The final amount was reduced by a little more than $300,000 because of revisions and the removal of $281,000 in “Village Improvements” funded through a tax increment financing zone.

The spending items remaining in the budget include almost $112,000 for an excavator for the Public Works Department, $55,000 to renovate the railroad station in advance of Amtrak Downeaster service, and $100,000 for the Shellfish Conservation Commission to set up a program to preserve local shellfish stocks.

The allocation for shellfish preservation comes with the condition the council must approve the nascent program to trap predators, seed shellfish flats and administer a program Shellfish Officer Tom Kay has estimated to be at least a five-year commitment.

Councilors and shellfish committee members will meet later this month to discuss the details of the program, and were unanimous in their support of ensuring funding would be available as soon as a program is approved. Additional allocations will require annual council approval.

The article detailing spending for village improvements and funding for the Freeport Chamber of Commerce and the Freeport Economic Development Corp. was removed from the capital budget to be considered independently.

Olmstead urged councilors to pass the separate budget Tuesday evening because it held 50 percent of the funding for a new street sweeper. The sweeper is also funded in the Public Works budget.

Councilors then approved a $315,000 budget by adding $34,000 in spending for economic development.

The capital spending budget covers items that are not part of the municipal operations budget, including the excavator Public Works Director Earl Gibson said could save the town about $240,000 in rental fees over the next 15 years.

Gibson told councilors he found a 2011 model costing just less than $112,000, and was authorized to buy it. Estimated cost savings from rentals this year then allowed councilors to reduce spending by about $23,000 on other projects, including work at the Hedgehog Mountain recreation area and road and sidewalk projects on Upper Mast Landing Road and South Street.
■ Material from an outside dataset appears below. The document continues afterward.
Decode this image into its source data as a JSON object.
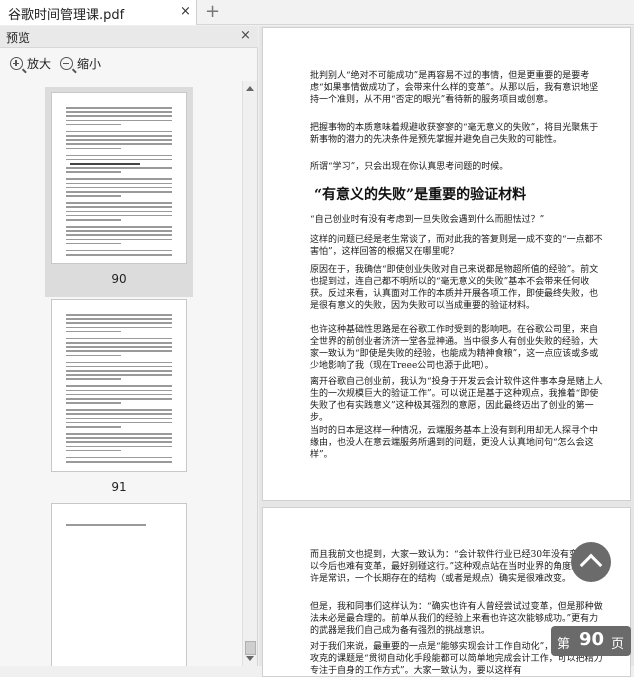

Councilors also approved altering the schedule for capital spending to a fiscal year calendar beginning on July 1, as opposed to a calendar year extending back to Jan. 1.

Town Manager Dale Olmstead Jr. is authorized to begin spending the town reserves funding the capital budget immediately, and said the change in the capital budget time frame conforms to the Town Charter.

The council will have to give specific approval to the town manager each year to spend town reserves on capital projects before the new fiscal year begins July 1.

David Harry can be reached at 781-3661 ext. 110 or Follow David on Twitter: @DavidHarry8.

Portland City Hall reporter for The Forecaster. Baltimore native, lived in Maine since 1989. A journalist since 2005, covering much of Cumberland and York counties. I joined The Forecaster in 2012.